Danish workers are twice as likely to leave the office on time than they were before the onset of the financial crisis, an analysis by Avisen.dk shows.
The number of employees working overtime has decreased by 52 percent since 2007, hitting its lowest level since the crisis began. And through the first half of 2014, overtime numbers fell even further.
While that may sound like good news for all of the employees who want to make it home in time for dinner, the Economic Council of the Labour Movement (Arbejderbevægelsens Erhvervsråd - ECLM) said it could be a sign that companies have jumped the gun in assuming that the crisis is over.
“The change in attitudes that has occurred could have led the companies to take on too many employees before the recovery has fully kicked in,” ECLM analyst Erik Bjørsted told Avisen.dk.
The Danish Confederation of Trade Unions (LO), which represents more than one million employees, has a different take on the trend. LO’s chief economist Jan Kæraa Rasmussen said that the decline in overtime work shows that a lacking workforce cannot be blamed for delaying Denmark’s recovery.
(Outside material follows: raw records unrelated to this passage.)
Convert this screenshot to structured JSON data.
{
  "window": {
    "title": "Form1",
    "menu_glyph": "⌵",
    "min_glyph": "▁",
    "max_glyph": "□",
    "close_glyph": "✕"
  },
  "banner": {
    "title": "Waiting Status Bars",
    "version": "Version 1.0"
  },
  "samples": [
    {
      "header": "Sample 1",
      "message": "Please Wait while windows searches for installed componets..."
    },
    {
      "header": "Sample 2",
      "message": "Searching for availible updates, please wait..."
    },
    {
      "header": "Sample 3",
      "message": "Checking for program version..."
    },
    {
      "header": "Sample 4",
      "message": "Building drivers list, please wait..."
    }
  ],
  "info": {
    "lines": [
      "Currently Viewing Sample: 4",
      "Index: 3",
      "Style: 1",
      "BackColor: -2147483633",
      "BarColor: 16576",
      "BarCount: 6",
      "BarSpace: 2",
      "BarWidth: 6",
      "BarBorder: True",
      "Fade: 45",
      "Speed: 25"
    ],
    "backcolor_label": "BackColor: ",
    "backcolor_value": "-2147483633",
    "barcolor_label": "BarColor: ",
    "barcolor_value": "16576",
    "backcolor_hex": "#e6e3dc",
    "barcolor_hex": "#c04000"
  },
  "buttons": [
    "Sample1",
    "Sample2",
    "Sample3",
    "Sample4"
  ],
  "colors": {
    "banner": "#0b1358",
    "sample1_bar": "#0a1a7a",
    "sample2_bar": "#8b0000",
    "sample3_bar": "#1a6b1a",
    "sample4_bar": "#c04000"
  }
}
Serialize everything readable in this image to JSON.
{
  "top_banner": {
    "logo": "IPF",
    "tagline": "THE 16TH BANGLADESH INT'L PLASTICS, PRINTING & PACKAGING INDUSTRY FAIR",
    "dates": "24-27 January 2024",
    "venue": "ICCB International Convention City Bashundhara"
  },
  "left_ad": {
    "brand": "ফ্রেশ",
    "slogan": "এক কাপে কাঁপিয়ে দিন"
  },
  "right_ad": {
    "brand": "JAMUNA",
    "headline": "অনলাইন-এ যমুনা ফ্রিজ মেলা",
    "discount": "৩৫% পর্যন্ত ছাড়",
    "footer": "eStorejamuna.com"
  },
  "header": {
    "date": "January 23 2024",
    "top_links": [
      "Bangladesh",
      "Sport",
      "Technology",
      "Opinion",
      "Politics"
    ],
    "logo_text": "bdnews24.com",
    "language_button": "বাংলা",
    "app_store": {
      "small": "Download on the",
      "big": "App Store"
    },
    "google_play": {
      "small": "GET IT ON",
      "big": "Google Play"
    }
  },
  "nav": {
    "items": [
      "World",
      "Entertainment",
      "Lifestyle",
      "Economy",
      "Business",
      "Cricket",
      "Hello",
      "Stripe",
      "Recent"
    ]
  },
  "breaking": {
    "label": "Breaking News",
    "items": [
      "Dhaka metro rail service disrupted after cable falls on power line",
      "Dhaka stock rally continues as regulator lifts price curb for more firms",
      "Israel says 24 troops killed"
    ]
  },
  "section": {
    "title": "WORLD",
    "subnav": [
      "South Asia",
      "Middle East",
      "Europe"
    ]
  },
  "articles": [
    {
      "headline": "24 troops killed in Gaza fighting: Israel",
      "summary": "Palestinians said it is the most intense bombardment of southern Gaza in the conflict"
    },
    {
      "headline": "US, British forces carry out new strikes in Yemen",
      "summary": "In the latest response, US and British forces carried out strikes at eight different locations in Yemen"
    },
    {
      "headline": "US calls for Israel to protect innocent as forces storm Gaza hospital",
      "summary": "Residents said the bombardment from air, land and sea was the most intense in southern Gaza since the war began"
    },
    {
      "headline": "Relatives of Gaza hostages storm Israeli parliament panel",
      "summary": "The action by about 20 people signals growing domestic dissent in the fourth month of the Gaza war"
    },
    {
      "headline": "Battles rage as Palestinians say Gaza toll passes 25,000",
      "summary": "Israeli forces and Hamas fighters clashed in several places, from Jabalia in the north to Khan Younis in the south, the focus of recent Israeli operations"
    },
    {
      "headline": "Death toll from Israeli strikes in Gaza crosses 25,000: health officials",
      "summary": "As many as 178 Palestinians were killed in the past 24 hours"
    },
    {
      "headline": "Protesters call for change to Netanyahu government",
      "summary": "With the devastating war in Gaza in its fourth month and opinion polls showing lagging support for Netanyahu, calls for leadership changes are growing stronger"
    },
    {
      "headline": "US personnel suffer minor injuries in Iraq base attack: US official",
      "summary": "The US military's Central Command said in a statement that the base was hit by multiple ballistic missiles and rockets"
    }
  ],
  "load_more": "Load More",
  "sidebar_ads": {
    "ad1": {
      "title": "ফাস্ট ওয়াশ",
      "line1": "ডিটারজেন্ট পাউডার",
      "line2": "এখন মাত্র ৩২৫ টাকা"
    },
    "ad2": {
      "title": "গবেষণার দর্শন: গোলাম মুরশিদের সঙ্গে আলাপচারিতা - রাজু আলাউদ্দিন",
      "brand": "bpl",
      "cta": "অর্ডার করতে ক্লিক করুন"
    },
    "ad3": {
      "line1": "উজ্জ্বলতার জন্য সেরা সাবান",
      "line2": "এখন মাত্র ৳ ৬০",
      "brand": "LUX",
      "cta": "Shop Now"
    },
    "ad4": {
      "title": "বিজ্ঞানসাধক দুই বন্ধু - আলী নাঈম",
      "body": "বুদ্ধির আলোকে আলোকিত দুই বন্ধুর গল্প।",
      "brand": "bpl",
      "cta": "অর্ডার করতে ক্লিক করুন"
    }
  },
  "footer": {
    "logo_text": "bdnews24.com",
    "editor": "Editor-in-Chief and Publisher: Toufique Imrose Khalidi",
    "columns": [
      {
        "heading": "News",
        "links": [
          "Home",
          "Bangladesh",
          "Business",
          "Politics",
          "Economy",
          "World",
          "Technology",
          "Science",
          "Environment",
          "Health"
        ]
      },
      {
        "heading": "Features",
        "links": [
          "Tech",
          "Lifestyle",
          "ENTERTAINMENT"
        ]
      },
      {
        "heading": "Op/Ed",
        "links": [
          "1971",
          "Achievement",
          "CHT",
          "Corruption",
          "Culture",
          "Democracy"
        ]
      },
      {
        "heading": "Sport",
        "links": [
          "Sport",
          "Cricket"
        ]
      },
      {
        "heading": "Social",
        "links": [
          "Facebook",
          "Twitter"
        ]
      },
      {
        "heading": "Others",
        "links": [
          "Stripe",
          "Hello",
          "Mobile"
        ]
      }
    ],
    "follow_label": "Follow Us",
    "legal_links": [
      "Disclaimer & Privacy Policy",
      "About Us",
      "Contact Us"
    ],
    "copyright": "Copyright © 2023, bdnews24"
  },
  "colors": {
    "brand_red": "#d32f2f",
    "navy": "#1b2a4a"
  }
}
“The figures should allay the fears among those few economists who think that the labour market should be a bottleneck,” Rasmussen told Avisen.dk.